The cold-war base served as host to the 456th Troop Carrier Wing, flying and maintaining C-119 aircraft, known as “Flying Box Cars.” It provided support and intelligence data during the Cuban missile crisis and later transported supplies and troops to Vietnam.
In 1941, just prior to the attack on Pearl Harbor, the U.S. Army took over Charleston Municipal Airport to develop an air base to train B-24 crews. In 1943 the base was reassigned to Air Transport Command to train flight crews for transport aircraft. Following the conclusion of the war the base was deactivated. During the Korean conflict the base was refurbished for $28 million and rededicated in late 1953, becoming a major link in the nation’s Military Air Transport Service.
The cold-war base served as host to the 456th Troop Carrier Wing, flying and maintaining C-119 aircraft, known as “Flying Box Cars.” It provided support and intelligence data during the Cuban missile crisis and later transported supplies and troops to Vietnam. Charleston Air Force Base planes also provided medical support to troops in Indochina and evacuated the wounded back to the United States. In 1993 it became the first U.S. Air Force base to receive the massive C-17 aircraft, which led to ten years of extensive renovations and modernization, including new facilities and flight simulators along with new housing for personnel.

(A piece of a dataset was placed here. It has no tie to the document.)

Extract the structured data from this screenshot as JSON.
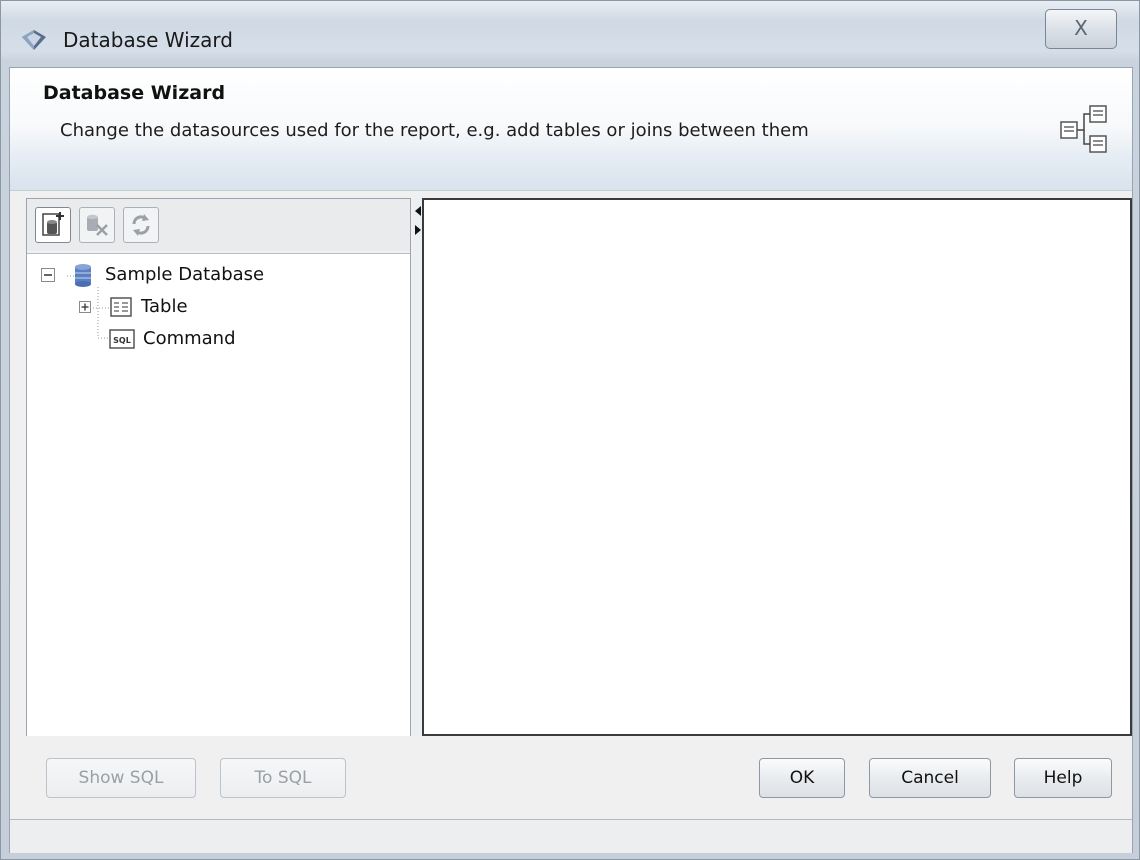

By the 1990s the base’s host unit was the 437th Airlift Wing, operating aircraft to provide logistical and troop support to Operation Desert Storm (1990–1991) and the Balkans Crisis (1995–1999). Early in the twenty-first century, the base was providing support to U.S. initiatives in the Middle East, the Balkans, and Afghanistan. During fiscal year 1999, active-duty and reserve personnel numbering 7,595 were stationed at Charleston Air Force Base and providing an estimated annual economic impact to local communities of $439 million.
University of South Carolina Legacy Project. The Cold War in South Carolina, 1945–1991: An Inventory of Department of Defense Cold War Era Cultural and Historical Resources in the State of South Carolina; Final Report. Vol. 3, The Department of the Air Force in South Carolina. Aberdeen Proving Ground, Md.: Legacy Resource Management Program, United States Department of Defense, 1995.